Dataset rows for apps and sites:

++++

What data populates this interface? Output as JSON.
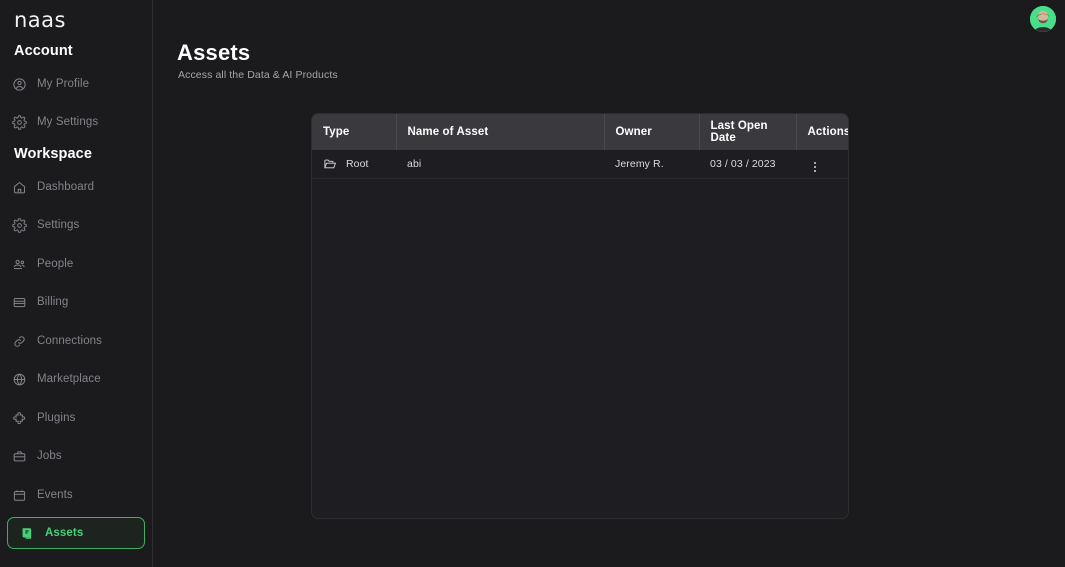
{
  "brand": {
    "logo_text": "naas"
  },
  "sidebar": {
    "sections": [
      {
        "title": "Account",
        "items": [
          {
            "label": "My Profile",
            "icon": "user-circle-icon",
            "active": false
          },
          {
            "label": "My Settings",
            "icon": "gear-icon",
            "active": false
          }
        ]
      },
      {
        "title": "Workspace",
        "items": [
          {
            "label": "Dashboard",
            "icon": "home-icon",
            "active": false
          },
          {
            "label": "Settings",
            "icon": "gear-icon",
            "active": false
          },
          {
            "label": "People",
            "icon": "people-icon",
            "active": false
          },
          {
            "label": "Billing",
            "icon": "credit-card-icon",
            "active": false
          },
          {
            "label": "Connections",
            "icon": "link-icon",
            "active": false
          },
          {
            "label": "Marketplace",
            "icon": "globe-icon",
            "active": false
          },
          {
            "label": "Plugins",
            "icon": "puzzle-icon",
            "active": false
          },
          {
            "label": "Jobs",
            "icon": "briefcase-icon",
            "active": false
          },
          {
            "label": "Events",
            "icon": "calendar-icon",
            "active": false
          },
          {
            "label": "Assets",
            "icon": "document-icon",
            "active": true
          }
        ]
      }
    ]
  },
  "header": {
    "title": "Assets",
    "subtitle": "Access all the  Data & AI Products",
    "avatar_alt": "user-avatar"
  },
  "table": {
    "columns": [
      {
        "key": "type",
        "label": "Type"
      },
      {
        "key": "name",
        "label": "Name of Asset"
      },
      {
        "key": "owner",
        "label": "Owner"
      },
      {
        "key": "date",
        "label": "Last Open Date"
      },
      {
        "key": "actions",
        "label": "Actions"
      }
    ],
    "rows": [
      {
        "type": "Root",
        "type_icon": "folder-open-icon",
        "name": "abi",
        "owner": "Jeremy R.",
        "date": "03 / 03 / 2023",
        "actions_icon": "more-vertical-icon"
      }
    ]
  },
  "colors": {
    "background": "#1b1b1e",
    "sidebar_border": "#2e2e33",
    "accent_green": "#48d178",
    "accent_green_border": "#3fae63",
    "table_header_bg": "#3a3a3e",
    "table_body_bg": "#1e1e22",
    "muted_text": "#83838b"
  }
}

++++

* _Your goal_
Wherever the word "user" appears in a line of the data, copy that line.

* _Solution to this task_
            "icon": "user-circle-icon",
    "avatar_alt": "user-avatar"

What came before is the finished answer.